--- START ---
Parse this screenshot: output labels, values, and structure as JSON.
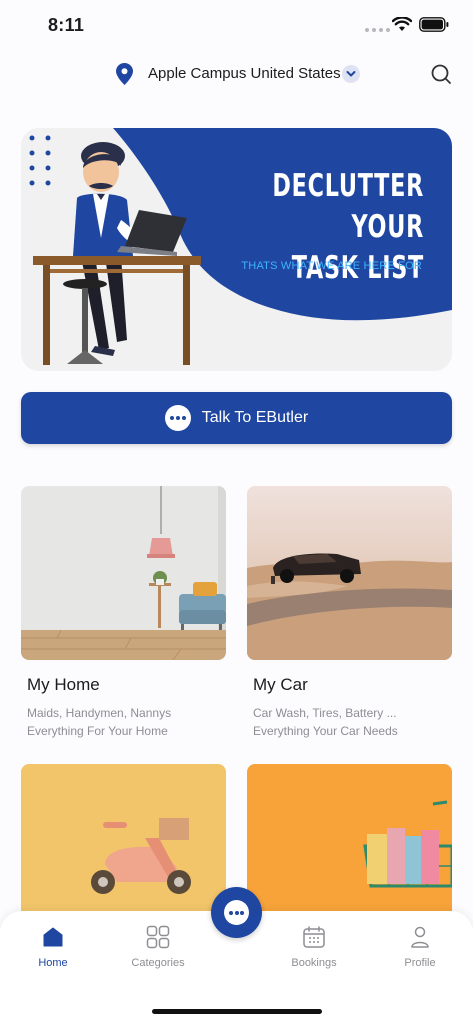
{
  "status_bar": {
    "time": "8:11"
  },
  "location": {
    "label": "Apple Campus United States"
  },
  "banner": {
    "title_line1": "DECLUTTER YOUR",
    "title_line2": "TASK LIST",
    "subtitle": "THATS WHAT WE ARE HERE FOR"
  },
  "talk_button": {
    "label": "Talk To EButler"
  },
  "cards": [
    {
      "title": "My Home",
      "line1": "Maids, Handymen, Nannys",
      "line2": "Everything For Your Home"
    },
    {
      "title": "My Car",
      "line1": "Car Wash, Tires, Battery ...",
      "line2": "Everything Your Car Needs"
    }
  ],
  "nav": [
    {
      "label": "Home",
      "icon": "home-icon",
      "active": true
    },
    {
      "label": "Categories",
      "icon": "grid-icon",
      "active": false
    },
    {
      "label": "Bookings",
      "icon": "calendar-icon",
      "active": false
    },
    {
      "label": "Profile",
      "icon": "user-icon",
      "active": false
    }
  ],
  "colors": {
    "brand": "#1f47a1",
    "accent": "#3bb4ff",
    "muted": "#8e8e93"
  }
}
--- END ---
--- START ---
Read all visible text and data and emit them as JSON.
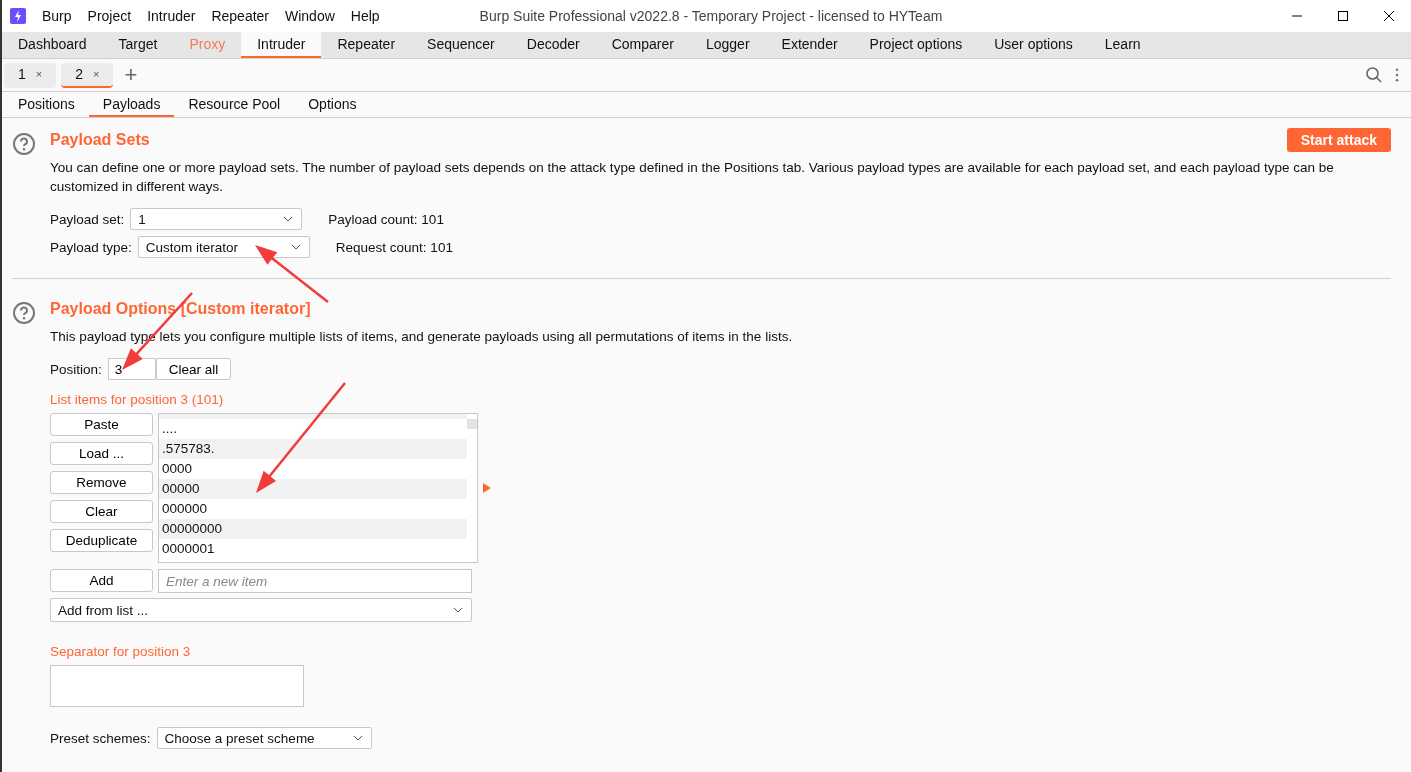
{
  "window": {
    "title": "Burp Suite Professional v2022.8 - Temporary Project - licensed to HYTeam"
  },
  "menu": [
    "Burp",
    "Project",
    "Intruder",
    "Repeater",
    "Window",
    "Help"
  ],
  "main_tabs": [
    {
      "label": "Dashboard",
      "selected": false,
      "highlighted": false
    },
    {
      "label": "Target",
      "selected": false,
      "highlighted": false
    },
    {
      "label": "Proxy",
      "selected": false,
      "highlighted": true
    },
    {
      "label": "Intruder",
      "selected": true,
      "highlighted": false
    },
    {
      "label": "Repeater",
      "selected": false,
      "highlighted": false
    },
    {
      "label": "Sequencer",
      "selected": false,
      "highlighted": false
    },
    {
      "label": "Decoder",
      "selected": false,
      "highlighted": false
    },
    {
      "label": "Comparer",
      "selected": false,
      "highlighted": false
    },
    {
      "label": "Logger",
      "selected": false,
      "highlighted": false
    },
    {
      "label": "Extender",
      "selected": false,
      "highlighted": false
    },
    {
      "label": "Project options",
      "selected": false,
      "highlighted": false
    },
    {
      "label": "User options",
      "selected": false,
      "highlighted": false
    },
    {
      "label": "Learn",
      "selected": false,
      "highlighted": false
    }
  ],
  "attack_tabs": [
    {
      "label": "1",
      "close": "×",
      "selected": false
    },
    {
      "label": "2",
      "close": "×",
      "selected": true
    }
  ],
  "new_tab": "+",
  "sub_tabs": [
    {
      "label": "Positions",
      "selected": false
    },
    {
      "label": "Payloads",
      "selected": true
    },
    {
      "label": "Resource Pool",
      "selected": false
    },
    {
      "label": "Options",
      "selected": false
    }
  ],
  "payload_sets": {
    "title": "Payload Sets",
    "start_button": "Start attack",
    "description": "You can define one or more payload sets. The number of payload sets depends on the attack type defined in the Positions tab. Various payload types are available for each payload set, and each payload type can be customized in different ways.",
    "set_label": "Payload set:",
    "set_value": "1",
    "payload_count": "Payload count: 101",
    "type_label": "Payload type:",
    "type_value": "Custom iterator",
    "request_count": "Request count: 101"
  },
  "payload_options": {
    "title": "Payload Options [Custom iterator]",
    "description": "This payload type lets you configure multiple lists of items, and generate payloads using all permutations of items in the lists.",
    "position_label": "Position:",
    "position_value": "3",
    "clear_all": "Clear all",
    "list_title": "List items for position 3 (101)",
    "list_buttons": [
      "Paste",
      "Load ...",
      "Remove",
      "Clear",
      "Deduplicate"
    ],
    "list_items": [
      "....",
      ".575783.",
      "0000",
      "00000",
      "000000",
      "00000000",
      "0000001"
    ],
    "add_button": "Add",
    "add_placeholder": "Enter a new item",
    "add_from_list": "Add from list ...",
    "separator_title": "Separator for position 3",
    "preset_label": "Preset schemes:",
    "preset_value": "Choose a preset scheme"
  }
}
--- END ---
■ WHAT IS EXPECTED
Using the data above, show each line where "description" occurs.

■ RESULT
    "description": "You can define one or more payload sets. The number of payload sets depends on the attack type defined in the Positions tab. Various payload types are available for each payload set, and each payload type can be customized in different ways.",
    "description": "This payload type lets you configure multiple lists of items, and generate payloads using all permutations of items in the lists.",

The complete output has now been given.